What could you teach our youth about entrepreneurship, leadership, and effectively managing and running a business? Consider mentoring one today!

To read Cyndia Zwahlen’s article in its entirety, visit the L.A. Times website here.


Copyright 2011. Natasha L. Foreman. Foreman & Associates, LLC. All Rights Reserved.

Knowing What and When to Deduct Expenses for Your Home-Based Business

Ever wonder if the television or iPod/iPhone docking station that you bought for your home office is tax-deductible? Ever wonder how much of  your home can actually be written off as “office space” without raising eyebrows and red flags at the IRS? It’s a possibility that your potted plant won’t qualify as a tax write-off, but your designated area may qualify for deductions for window treatments, wall covering, or if you decide to paint the walls. Some say it’s better to be conservative with your claims, while some would argue that if you are using the space and materials for your business, then deduct them. The best advice given was to consult a CPA who understands small business in general and home-based business specifically. It’s better to be well-informed than drowning in tax bills.

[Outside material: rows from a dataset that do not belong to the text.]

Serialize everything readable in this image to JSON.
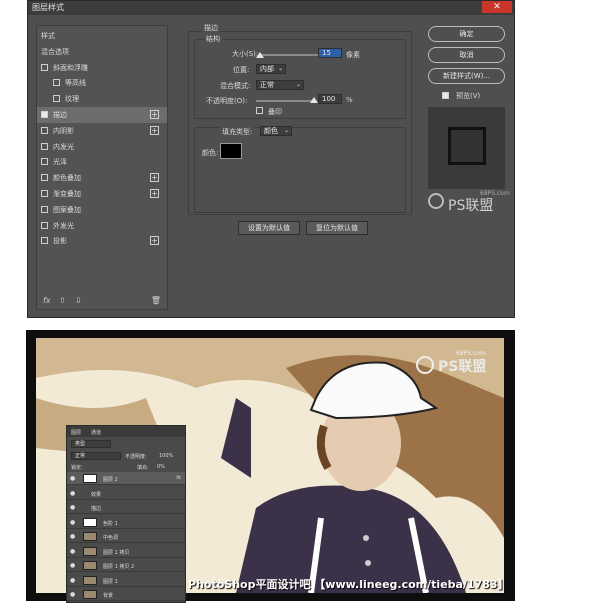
{
  "dialog": {
    "title": "图层样式",
    "close": "✕",
    "styles_list": [
      {
        "label": "样式",
        "checkbox": false,
        "checked": false,
        "plus": false
      },
      {
        "label": "混合选项",
        "checkbox": false,
        "checked": false,
        "plus": false
      },
      {
        "label": "斜面和浮雕",
        "checkbox": true,
        "checked": false,
        "plus": false
      },
      {
        "label": "等高线",
        "checkbox": true,
        "checked": false,
        "plus": false
      },
      {
        "label": "纹理",
        "checkbox": true,
        "checked": false,
        "plus": false
      },
      {
        "label": "描边",
        "checkbox": true,
        "checked": true,
        "plus": true,
        "selected": true
      },
      {
        "label": "内阴影",
        "checkbox": true,
        "checked": false,
        "plus": true
      },
      {
        "label": "内发光",
        "checkbox": true,
        "checked": false,
        "plus": false
      },
      {
        "label": "光泽",
        "checkbox": true,
        "checked": false,
        "plus": false
      },
      {
        "label": "颜色叠加",
        "checkbox": true,
        "checked": false,
        "plus": true
      },
      {
        "label": "渐变叠加",
        "checkbox": true,
        "checked": false,
        "plus": true
      },
      {
        "label": "图案叠加",
        "checkbox": true,
        "checked": false,
        "plus": false
      },
      {
        "label": "外发光",
        "checkbox": true,
        "checked": false,
        "plus": false
      },
      {
        "label": "投影",
        "checkbox": true,
        "checked": false,
        "plus": true
      }
    ],
    "footer": {
      "fx": "fx",
      "up": "⇧",
      "down": "⇩",
      "trash": "🗑"
    },
    "stroke": {
      "section_title": "描边",
      "structure_title": "结构",
      "size_label": "大小(S):",
      "size_value": "15",
      "size_unit": "像素",
      "position_label": "位置:",
      "position_value": "内部",
      "blend_label": "混合模式:",
      "blend_value": "正常",
      "opacity_label": "不透明度(O):",
      "opacity_value": "100",
      "opacity_unit": "%",
      "overprint_label": "叠印",
      "fill_type_label": "填充类型:",
      "fill_type_value": "颜色",
      "color_label": "颜色:",
      "color_swatch": "#000000",
      "default_btn": "设置为默认值",
      "reset_btn": "复位为默认值"
    },
    "buttons": {
      "ok": "确定",
      "cancel": "取消",
      "new_style": "新建样式(W)...",
      "preview": "预览(V)"
    },
    "watermark": {
      "site": "68PS.com",
      "brand": "PS联盟"
    }
  },
  "photo": {
    "watermark": {
      "site": "68PS.com",
      "brand": "PS联盟"
    },
    "caption": "PhotoShop平面设计吧 【www.lineeg.com/tieba/1783】",
    "layers_panel": {
      "tabs": [
        "图层",
        "通道"
      ],
      "kind": "类型",
      "blend": "正常",
      "opacity_label": "不透明度:",
      "opacity": "100%",
      "lock_label": "锁定:",
      "fill_label": "填充:",
      "fill": "0%",
      "layers": [
        {
          "name": "图层 2",
          "fx": "fx"
        },
        {
          "name": "效果"
        },
        {
          "name": "描边"
        },
        {
          "name": "色阶 1"
        },
        {
          "name": "中色调"
        },
        {
          "name": "图层 1 拷贝"
        },
        {
          "name": "图层 1 拷贝 2"
        },
        {
          "name": "图层 1"
        },
        {
          "name": "背景"
        }
      ]
    }
  }
}
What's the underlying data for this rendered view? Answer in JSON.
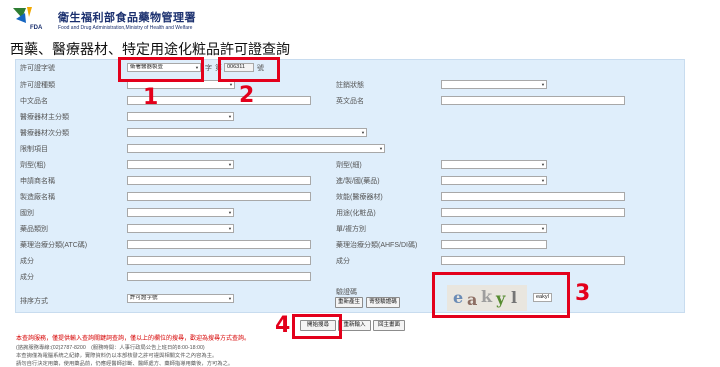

Read this article from the L.A. Times and learn more:,0,7360673.story